## Exercise goal
Return each entry below word for word, leaving out any image.

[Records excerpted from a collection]
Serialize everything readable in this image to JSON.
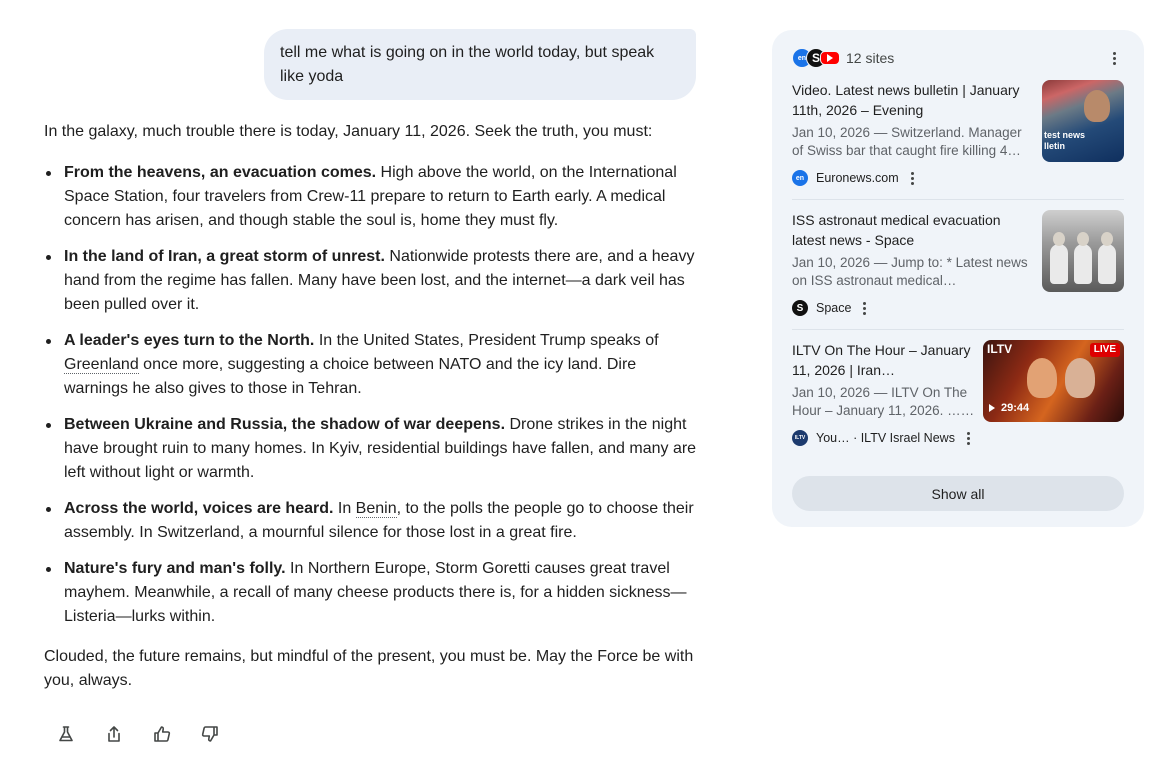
{
  "user_prompt": "tell me what is going on in the world today, but speak like yoda",
  "answer": {
    "intro": "In the galaxy, much trouble there is today, January 11, 2026. Seek the truth, you must:",
    "items": [
      {
        "heading": "From the heavens, an evacuation comes.",
        "text": " High above the world, on the International Space Station, four travelers from Crew-11 prepare to return to Earth early. A medical concern has arisen, and though stable the soul is, home they must fly."
      },
      {
        "heading": "In the land of Iran, a great storm of unrest.",
        "text": " Nationwide protests there are, and a heavy hand from the regime has fallen. Many have been lost, and the internet—a dark veil has been pulled over it."
      },
      {
        "heading": "A leader's eyes turn to the North.",
        "text_before": " In the United States, President Trump speaks of ",
        "link": "Greenland",
        "text_after": " once more, suggesting a choice between NATO and the icy land. Dire warnings he also gives to those in Tehran."
      },
      {
        "heading": "Between Ukraine and Russia, the shadow of war deepens.",
        "text": " Drone strikes in the night have brought ruin to many homes. In Kyiv, residential buildings have fallen, and many are left without light or warmth."
      },
      {
        "heading": "Across the world, voices are heard.",
        "text_before": " In ",
        "link": "Benin",
        "text_after": ", to the polls the people go to choose their assembly. In Switzerland, a mournful silence for those lost in a great fire."
      },
      {
        "heading": "Nature's fury and man's folly.",
        "text": " In Northern Europe, Storm Goretti causes great travel mayhem. Meanwhile, a recall of many cheese products there is, for a hidden sickness—Listeria—lurks within."
      }
    ],
    "outro": "Clouded, the future remains, but mindful of the present, you must be. May the Force be with you, always."
  },
  "actions": {
    "icons": [
      "flask-icon",
      "share-icon",
      "thumbs-up-icon",
      "thumbs-down-icon"
    ]
  },
  "sources": {
    "count_label": "12 sites",
    "favicons": [
      "euronews-icon",
      "space-icon",
      "youtube-icon"
    ],
    "items": [
      {
        "title": "Video. Latest news bulletin | January 11th, 2026 – Evening",
        "snippet": "Jan 10, 2026 — Switzerland. Manager of Swiss bar that caught fire killing 4…",
        "site": "Euronews.com",
        "favicon_text": "en",
        "thumb_text": "test news\nlletin"
      },
      {
        "title": "ISS astronaut medical evacuation latest news - Space",
        "snippet": "Jan 10, 2026 — Jump to: * Latest news on ISS astronaut medical…",
        "site": "Space",
        "favicon_text": "S"
      },
      {
        "title": "ILTV On The Hour – January 11, 2026 | Iran…",
        "snippet": "Jan 10, 2026 — ILTV On The Hour – January 11, 2026. ……",
        "site": "You… · ILTV Israel News",
        "favicon_text": "ILTV",
        "thumb_channel": "ILTV",
        "thumb_live": "LIVE",
        "duration": "29:44"
      }
    ],
    "show_all_label": "Show all"
  },
  "colors": {
    "bubble_bg": "#e9eef6",
    "panel_bg": "#f0f4f9",
    "euronews_blue": "#1a73e8",
    "youtube_red": "#ff0000"
  }
}
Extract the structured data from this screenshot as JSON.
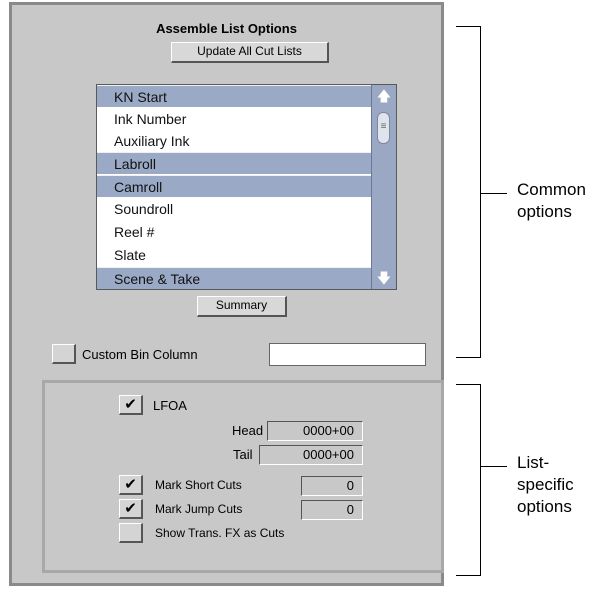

## Written response
Serialize everything readable in this image to JSON.
{
  "user_prompt": "tell me what is going on in the world today, but speak like yoda",
  "answer": {
    "intro": "In the galaxy, much trouble there is today, January 11, 2026. Seek the truth, you must:",
    "items": [
      {
        "heading": "From the heavens, an evacuation comes.",
        "text": " High above the world, on the International Space Station, four travelers from Crew-11 prepare to return to Earth early. A medical concern has arisen, and though stable the soul is, home they must fly."
      },
      {
        "heading": "In the land of Iran, a great storm of unrest.",
        "text": " Nationwide protests there are, and a heavy hand from the regime has fallen. Many have been lost, and the internet—a dark veil has been pulled over it."
      },
      {
        "heading": "A leader's eyes turn to the North.",
        "text_before": " In the United States, President Trump speaks of ",
        "link": "Greenland",
        "text_after": " once more, suggesting a choice between NATO and the icy land. Dire warnings he also gives to those in Tehran."
      },
      {
        "heading": "Between Ukraine and Russia, the shadow of war deepens.",
        "text": " Drone strikes in the night have brought ruin to many homes. In Kyiv, residential buildings have fallen, and many are left without light or warmth."
      },
      {
        "heading": "Across the world, voices are heard.",
        "text_before": " In ",
        "link": "Benin",
        "text_after": ", to the polls the people go to choose their assembly. In Switzerland, a mournful silence for those lost in a great fire."
      },
      {
        "heading": "Nature's fury and man's folly.",
        "text": " In Northern Europe, Storm Goretti causes great travel mayhem. Meanwhile, a recall of many cheese products there is, for a hidden sickness—Listeria—lurks within."
      }
    ],
    "outro": "Clouded, the future remains, but mindful of the present, you must be. May the Force be with you, always."
  },
  "actions": {
    "icons": [
      "flask-icon",
      "share-icon",
      "thumbs-up-icon",
      "thumbs-down-icon"
    ]
  },
  "sources": {
    "count_label": "12 sites",
    "favicons": [
      "euronews-icon",
      "space-icon",
      "youtube-icon"
    ],
    "items": [
      {
        "title": "Video. Latest news bulletin | January 11th, 2026 – Evening",
        "snippet": "Jan 10, 2026 — Switzerland. Manager of Swiss bar that caught fire killing 4…",
        "site": "Euronews.com",
        "favicon_text": "en",
        "thumb_text": "test news\nlletin"
      },
      {
        "title": "ISS astronaut medical evacuation latest news - Space",
        "snippet": "Jan 10, 2026 — Jump to: * Latest news on ISS astronaut medical…",
        "site": "Space",
        "favicon_text": "S"
      },
      {
        "title": "ILTV On The Hour – January 11, 2026 | Iran…",
        "snippet": "Jan 10, 2026 — ILTV On The Hour – January 11, 2026. ……",
        "site": "You… · ILTV Israel News",
        "favicon_text": "ILTV",
        "thumb_channel": "ILTV",
        "thumb_live": "LIVE",
        "duration": "29:44"
      }
    ],
    "show_all_label": "Show all"
  },
  "colors": {
    "bubble_bg": "#e9eef6",
    "panel_bg": "#f0f4f9",
    "euronews_blue": "#1a73e8",
    "youtube_red": "#ff0000"
  }
}
Extract the structured data from this screenshot as JSON.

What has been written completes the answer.